FILE - A woman finds her passage blocked by fallen trees in London, Oct. 16, 1987, after overnight storms with hurricane-force winds caused widespread damage. On the 30th anniversary of the storm, Oct. 16, 2017, Hurricane Ophelia is expected to take aim at Britain and Ireland.

Hurricane Ophelia, a rare storm for the North Atlantic, was expected to bring high winds and rough seas to five western counties of Ireland this weekend.

Ophelia, strengthening offshore near the Azores Islands, was a Category 3 storm, according to the U.S. National Hurricane Center. It had top sustained winds of 185 kilometers per hour (115 mph) and was expected to produce total rain accumulations of up to 10 centimeters (4 inches) over the southern Azores.

Seven of the nine islands of the Azores were on red alert as ordered by regional civil protection services. The islands were expecting heavy rainfall overnight.

The 245,000 people who inhabit the Azores were told to stay inside while the storm passes.

Ophelia was expected to wind down slightly before reaching Ireland as a tropical cyclone on Monday. Five counties were placed on red alert for severe weather conditions on Monday and Tuesday, according to the Irish Meteorological Service.

Ireland, which only rarely sees hurricanes, was expected to endure winds in excess of 130 kph (80 mph) on Monday.

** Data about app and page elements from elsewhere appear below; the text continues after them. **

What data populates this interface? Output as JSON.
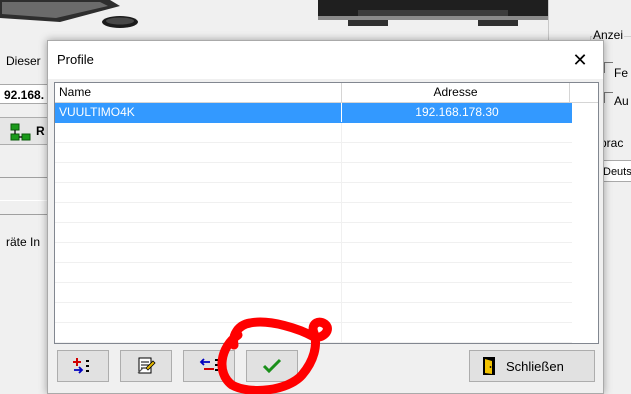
{
  "background": {
    "label_dieser": "Dieser",
    "ip_fragment": "92.168.",
    "button_fragment": "R",
    "label_geraete": "räte In",
    "group_anzeige": "Anzei",
    "option_fe": "Fe",
    "option_au": "Au",
    "label_sprache": "prac",
    "select_value": "Deuts"
  },
  "dialog": {
    "title": "Profile",
    "close_glyph": "✕",
    "columns": {
      "name": "Name",
      "address": "Adresse"
    },
    "rows": [
      {
        "name": "VUULTIMO4K",
        "address": "192.168.178.30",
        "selected": true
      }
    ],
    "close_button_label": "Schließen"
  },
  "icons": [
    "add-profile-icon",
    "edit-profile-icon",
    "import-profile-icon",
    "checkmark-icon",
    "exit-door-icon",
    "close-icon"
  ],
  "colors": {
    "selection": "#3399ff",
    "annotation": "#ff0000",
    "check": "#1a8f1a"
  }
}
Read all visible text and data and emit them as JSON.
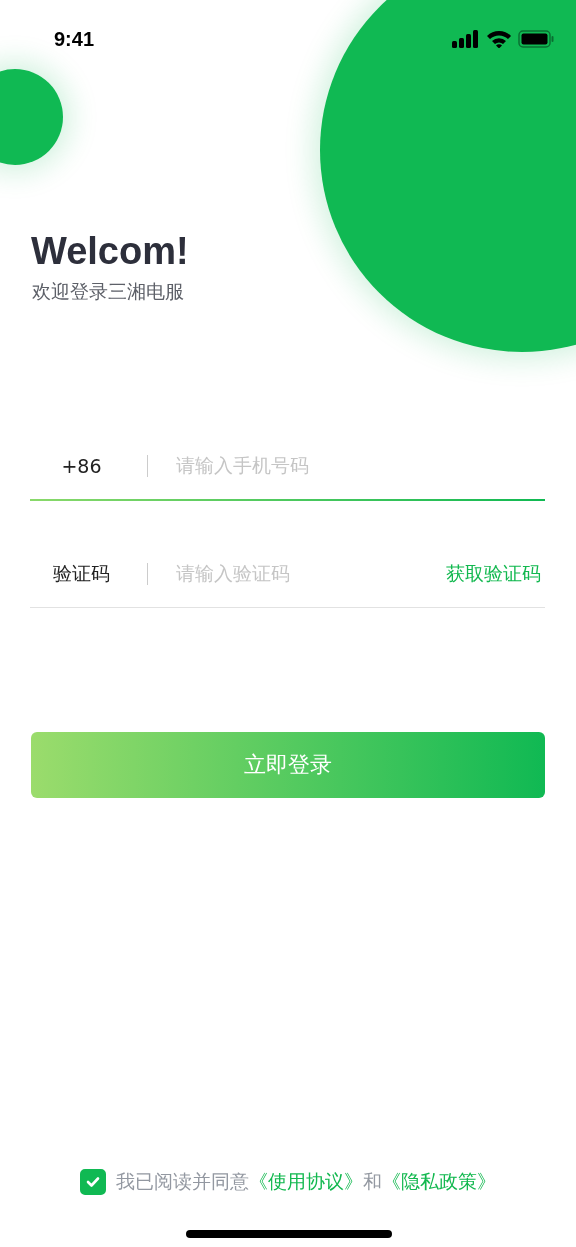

Coincidentally, Monday will be the 30th anniversary of what has been nicknamed the Great Storm of 1987, a hurricane that took down 15 million trees in Britain and killed more than 20 people in Britain and France together.